Kiwi botmaster escapes conviction despite guilty plea
Police think skills could be handy
An NZ teenager who became notorious for masterminding the creation of one of the largest cybercrime networks has escaped conviction, despite admitting computer hacking and fraud offences.
Owen Thor Walker (AKA AKILL), 18 and from Whitianga, pleaded guilty to six cybercime offences in late March, but Justice Judith Potter dismissed the charges at a sentencing hearing this week, and instead ordered the teenager to pay damages and costs of NZ$14,000 ($10,800).
Walker has Asperger's Syndrome, a mild form of autism that is often associated with exceptional skills and interest in a specialist topic accompanied by a lack of social skills and awareness. This, together with his cooperation with police, prompted lenient treatment.
Walker may even turn from poacher to gamekeeper after local police said his "talents" could come in handy, according to local reports .
The youngster (at first known only by his online moniker, AKILL) was cuffed last November as part of an FBI-led investigation into cybercrime, codenamed Operation Bot Roast.
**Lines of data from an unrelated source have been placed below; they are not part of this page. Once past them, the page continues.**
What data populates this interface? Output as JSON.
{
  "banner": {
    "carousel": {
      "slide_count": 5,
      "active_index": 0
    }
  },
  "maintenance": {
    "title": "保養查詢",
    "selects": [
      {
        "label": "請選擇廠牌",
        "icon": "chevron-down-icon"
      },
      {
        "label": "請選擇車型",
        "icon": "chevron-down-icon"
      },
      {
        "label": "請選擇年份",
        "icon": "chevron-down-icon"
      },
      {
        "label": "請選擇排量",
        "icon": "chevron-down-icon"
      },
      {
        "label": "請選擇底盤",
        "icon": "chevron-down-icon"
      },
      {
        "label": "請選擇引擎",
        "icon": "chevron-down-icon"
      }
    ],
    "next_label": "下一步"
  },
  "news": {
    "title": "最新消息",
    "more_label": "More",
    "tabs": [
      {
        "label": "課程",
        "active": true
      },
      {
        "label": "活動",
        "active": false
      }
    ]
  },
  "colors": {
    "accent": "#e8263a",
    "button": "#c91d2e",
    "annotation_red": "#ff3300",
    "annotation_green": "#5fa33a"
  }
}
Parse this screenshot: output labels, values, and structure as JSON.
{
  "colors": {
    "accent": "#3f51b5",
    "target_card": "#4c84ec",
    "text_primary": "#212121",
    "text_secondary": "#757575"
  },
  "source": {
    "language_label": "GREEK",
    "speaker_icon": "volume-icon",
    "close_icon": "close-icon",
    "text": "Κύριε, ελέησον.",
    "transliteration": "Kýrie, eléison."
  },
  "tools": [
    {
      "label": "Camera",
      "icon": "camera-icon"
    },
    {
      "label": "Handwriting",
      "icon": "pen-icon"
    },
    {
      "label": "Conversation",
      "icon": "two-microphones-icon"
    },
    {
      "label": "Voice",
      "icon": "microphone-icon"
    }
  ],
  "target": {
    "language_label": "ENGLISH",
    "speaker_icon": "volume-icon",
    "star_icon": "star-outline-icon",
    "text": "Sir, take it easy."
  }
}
Investigators presented Walker as the technical whiz and ringleader behind a gang which gained control of up to one million compromised PCs as part of a scam designed to siphon loot from online bank accounts.
Court hearings revealed that Walker's activities were largely restricted to developing Trojans that lifted account login credentials from compromised PCs rather than coordinating operations, which netted an estimated NZ$20m ($15.4m). As well as raiding online banking accounts, the gang made money by distributing spam and adware.
Justice Potter decided AKILL's computer hacking sprung from curiosity rather than criminal intent. He ruled that Walker lacked the necessary criminal intent to be convicted, despite his earlier guilty plea. He described him as a young man with a "potentially outstanding future".
Speaking outside court, Walker said he realised his actions were wrong. He said he has not received any approaches about work from the authorities but expressed interest in switching sides. ®